Assignment: Look through the data below. Collect every line where the word "Coming" occurs.

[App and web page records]
+---+
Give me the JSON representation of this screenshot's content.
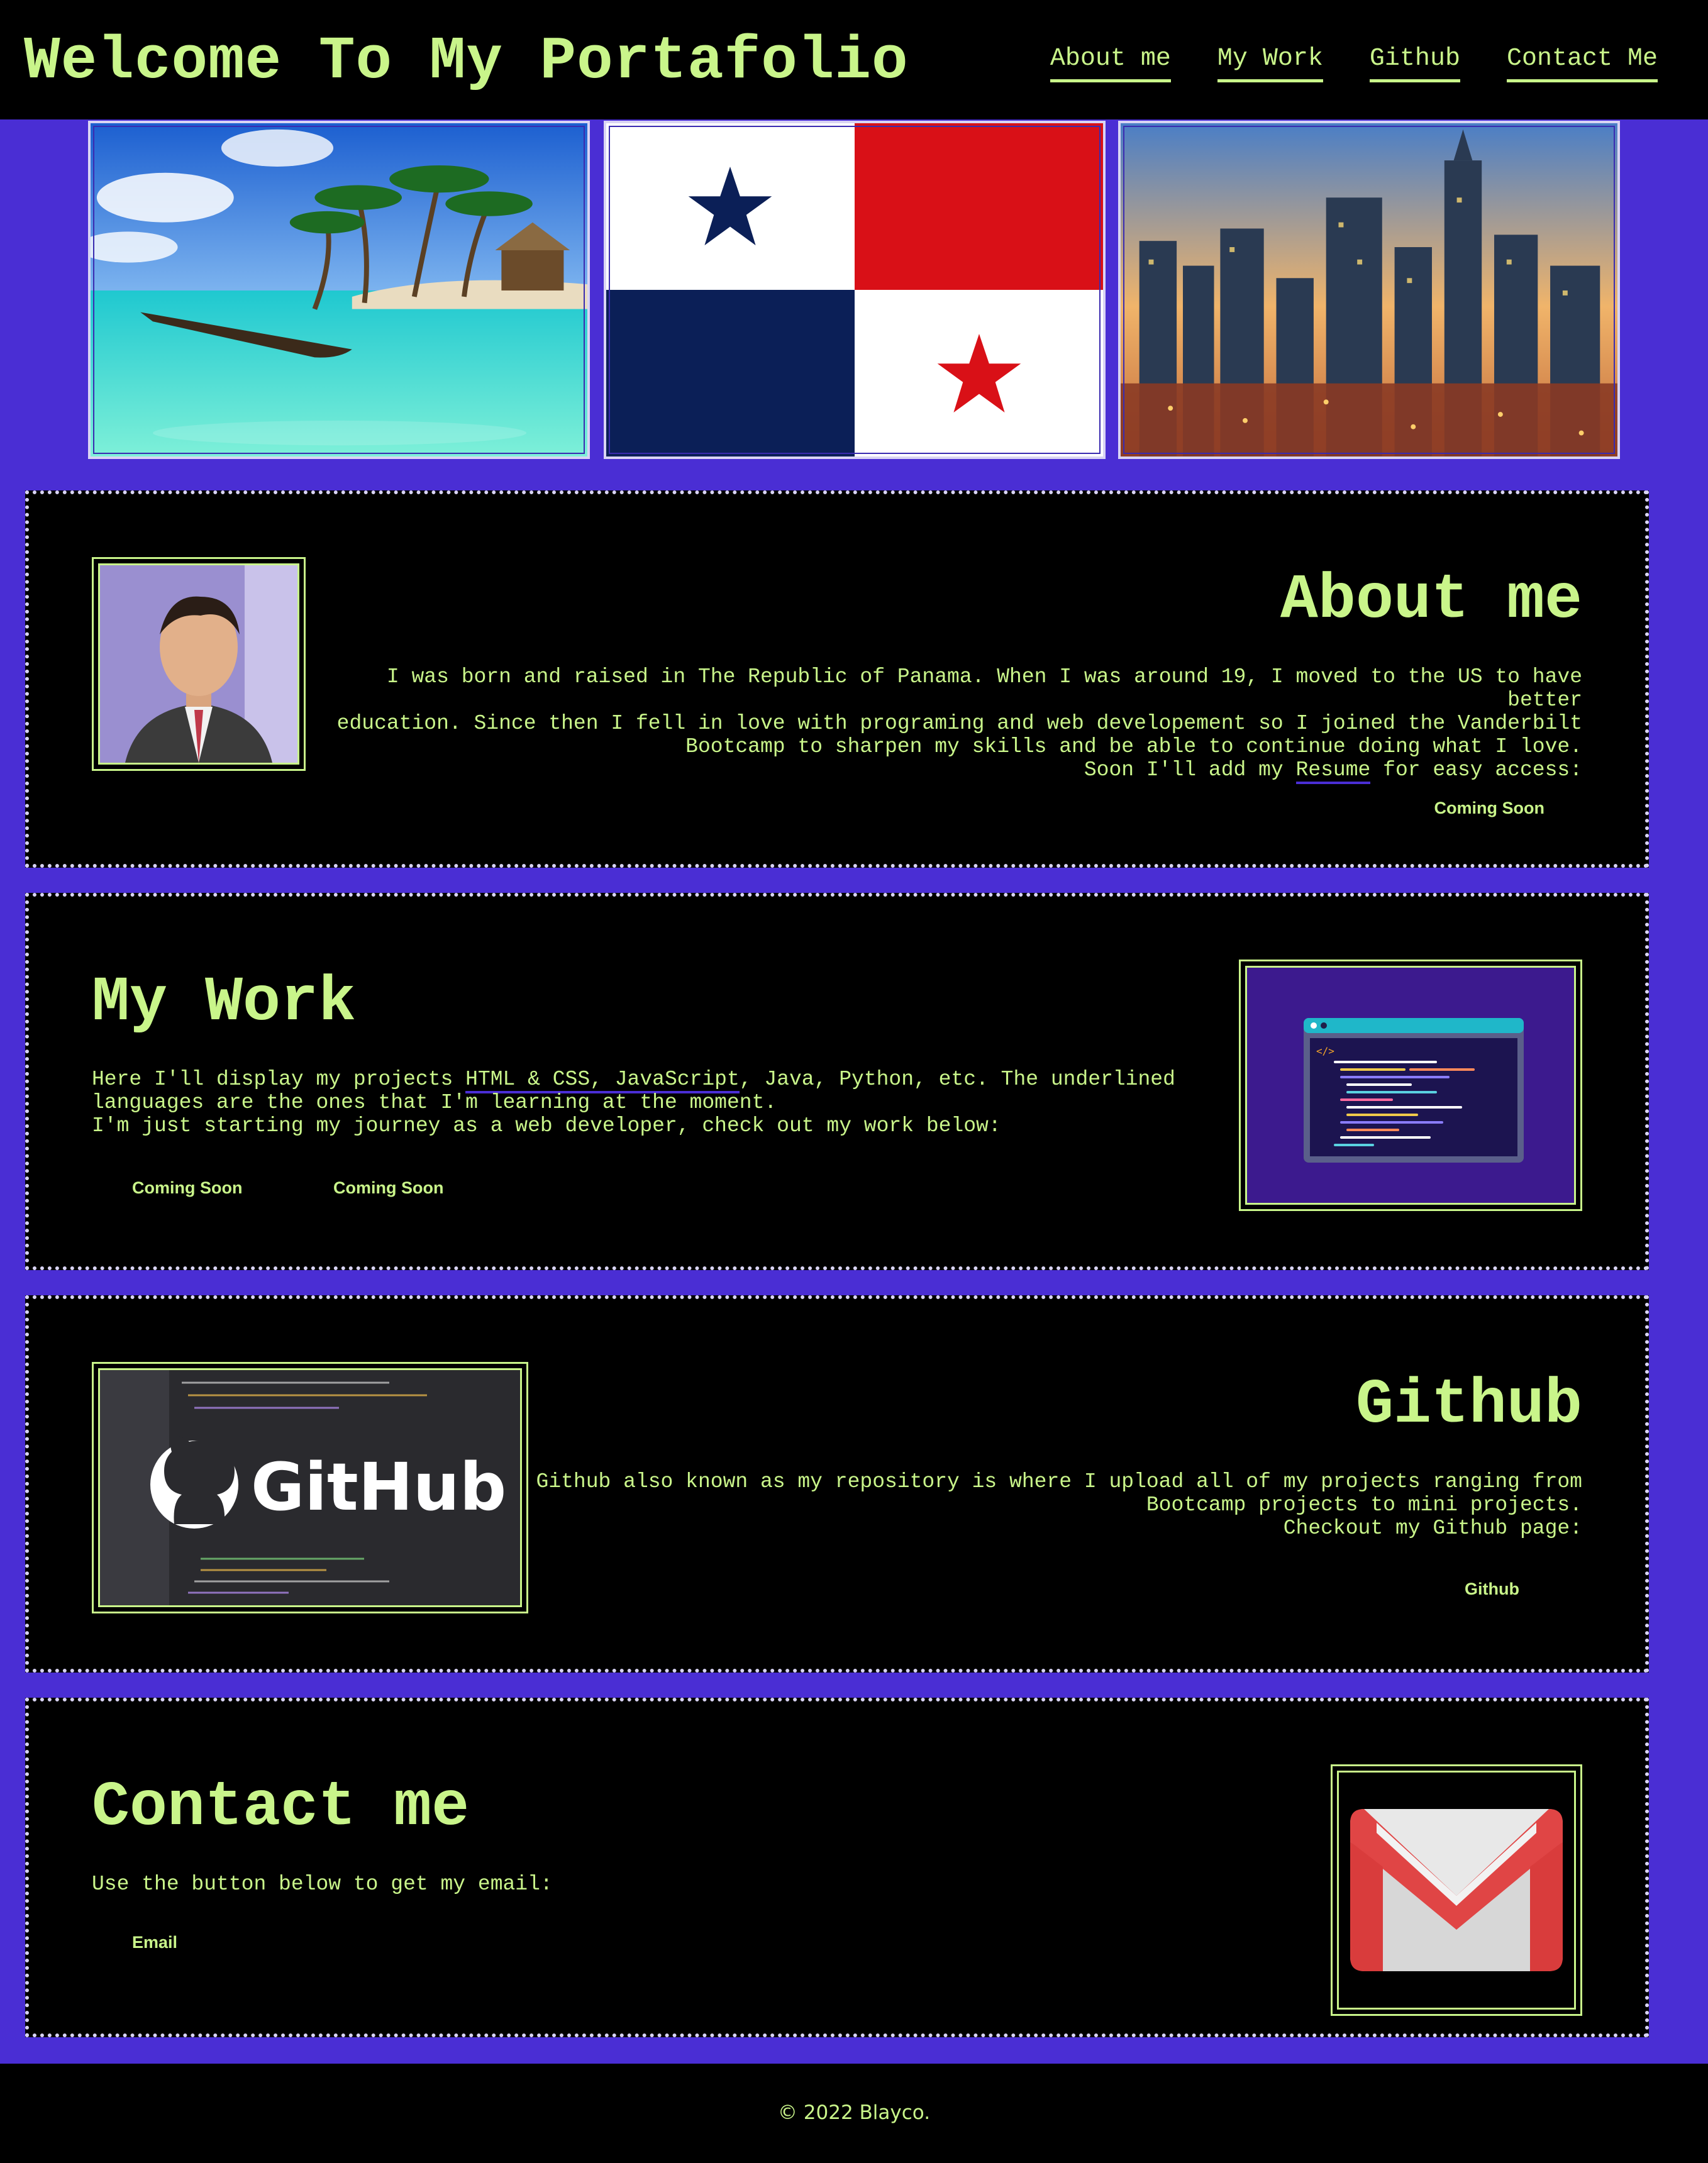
{
  "header": {
    "title": "Welcome To My Portafolio",
    "nav": [
      "About me",
      "My Work",
      "Github",
      "Contact Me"
    ]
  },
  "banner": {
    "images": [
      "beach-image",
      "panama-flag-image",
      "city-skyline-image"
    ]
  },
  "about": {
    "heading": "About me",
    "line1": "I was born and raised in The Republic of Panama. When I was around 19, I moved to the US to have better",
    "line2": "education. Since then I fell in love with programing and web developement so I joined the Vanderbilt",
    "line3": "Bootcamp to sharpen my skills and be able to continue doing what I love.",
    "line4_pre": "Soon I'll add my ",
    "line4_link": "Resume",
    "line4_post": " for easy access:",
    "button": "Coming Soon"
  },
  "work": {
    "heading": "My Work",
    "line1_pre": "Here I'll display my projects ",
    "line1_link": "HTML & CSS, JavaScript",
    "line1_post": ", Java, Python, etc. The underlined",
    "line2": "languages are the ones that I'm learning at the moment.",
    "line3": "I'm just starting my journey as a web developer, check out my work below:",
    "buttons": [
      "Coming Soon",
      "Coming Soon"
    ]
  },
  "github": {
    "heading": "Github",
    "line1": "Github also known as my repository is where I upload all of my projects ranging from",
    "line2": "Bootcamp projects to mini projects.",
    "line3": "Checkout my Github page:",
    "button": "Github",
    "logo_text": "GitHub"
  },
  "contact": {
    "heading": "Contact me",
    "line1": "Use the button below to get my email:",
    "button": "Email"
  },
  "footer": {
    "text": "© 2022 Blayco."
  },
  "colors": {
    "accent": "#c9f58a",
    "background": "#4a2ed4",
    "panel": "#000000"
  }
}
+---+
Answer:
    "button": "Coming Soon"
      "Coming Soon",
      "Coming Soon"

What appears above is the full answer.